- _About this task_
Nothing in the data should be altered when it is repeated in full.

- _Records for the task_

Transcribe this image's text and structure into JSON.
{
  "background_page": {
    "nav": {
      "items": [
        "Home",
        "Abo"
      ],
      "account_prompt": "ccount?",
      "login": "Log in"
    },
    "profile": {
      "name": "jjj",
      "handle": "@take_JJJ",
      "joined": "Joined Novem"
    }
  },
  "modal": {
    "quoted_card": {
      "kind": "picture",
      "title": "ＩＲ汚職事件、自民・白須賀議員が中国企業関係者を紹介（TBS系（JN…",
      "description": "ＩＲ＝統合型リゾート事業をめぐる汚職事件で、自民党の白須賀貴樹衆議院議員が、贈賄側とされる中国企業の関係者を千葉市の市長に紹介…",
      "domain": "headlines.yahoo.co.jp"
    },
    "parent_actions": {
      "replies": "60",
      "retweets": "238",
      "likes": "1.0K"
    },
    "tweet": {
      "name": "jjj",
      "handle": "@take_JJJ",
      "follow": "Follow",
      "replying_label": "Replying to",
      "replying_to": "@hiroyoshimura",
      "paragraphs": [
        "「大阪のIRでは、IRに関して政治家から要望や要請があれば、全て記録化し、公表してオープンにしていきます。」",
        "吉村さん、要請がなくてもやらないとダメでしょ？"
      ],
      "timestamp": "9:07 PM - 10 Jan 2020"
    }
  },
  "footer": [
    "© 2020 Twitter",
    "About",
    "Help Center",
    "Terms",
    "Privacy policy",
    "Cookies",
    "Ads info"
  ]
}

- _Finished exercise_
Transcribe this image's text and structure into JSON.
{
  "background_page": {
    "nav": {
      "items": [
        "Home",
        "Abo"
      ],
      "account_prompt": "ccount?",
      "login": "Log in"
    },
    "profile": {
      "name": "jjj",
      "handle": "@take_JJJ",
      "joined": "Joined Novem"
    }
  },
  "modal": {
    "quoted_card": {
      "kind": "picture",
      "title": "ＩＲ汚職事件、自民・白須賀議員が中国企業関係者を紹介（TBS系（JN…",
      "description": "ＩＲ＝統合型リゾート事業をめぐる汚職事件で、自民党の白須賀貴樹衆議院議員が、贈賄側とされる中国企業の関係者を千葉市の市長に紹介…",
      "domain": "headlines.yahoo.co.jp"
    },
    "parent_actions": {
      "replies": "60",
      "retweets": "238",
      "likes": "1.0K"
    },
    "tweet": {
      "name": "jjj",
      "handle": "@take_JJJ",
      "follow": "Follow",
      "replying_label": "Replying to",
      "replying_to": "@hiroyoshimura",
      "paragraphs": [
        "「大阪のIRでは、IRに関して政治家から要望や要請があれば、全て記録化し、公表してオープンにしていきます。」",
        "吉村さん、要請がなくてもやらないとダメでしょ？"
      ],
      "timestamp": "9:07 PM - 10 Jan 2020"
    }
  },
  "footer": [
    "© 2020 Twitter",
    "About",
    "Help Center",
    "Terms",
    "Privacy policy",
    "Cookies",
    "Ads info"
  ]
}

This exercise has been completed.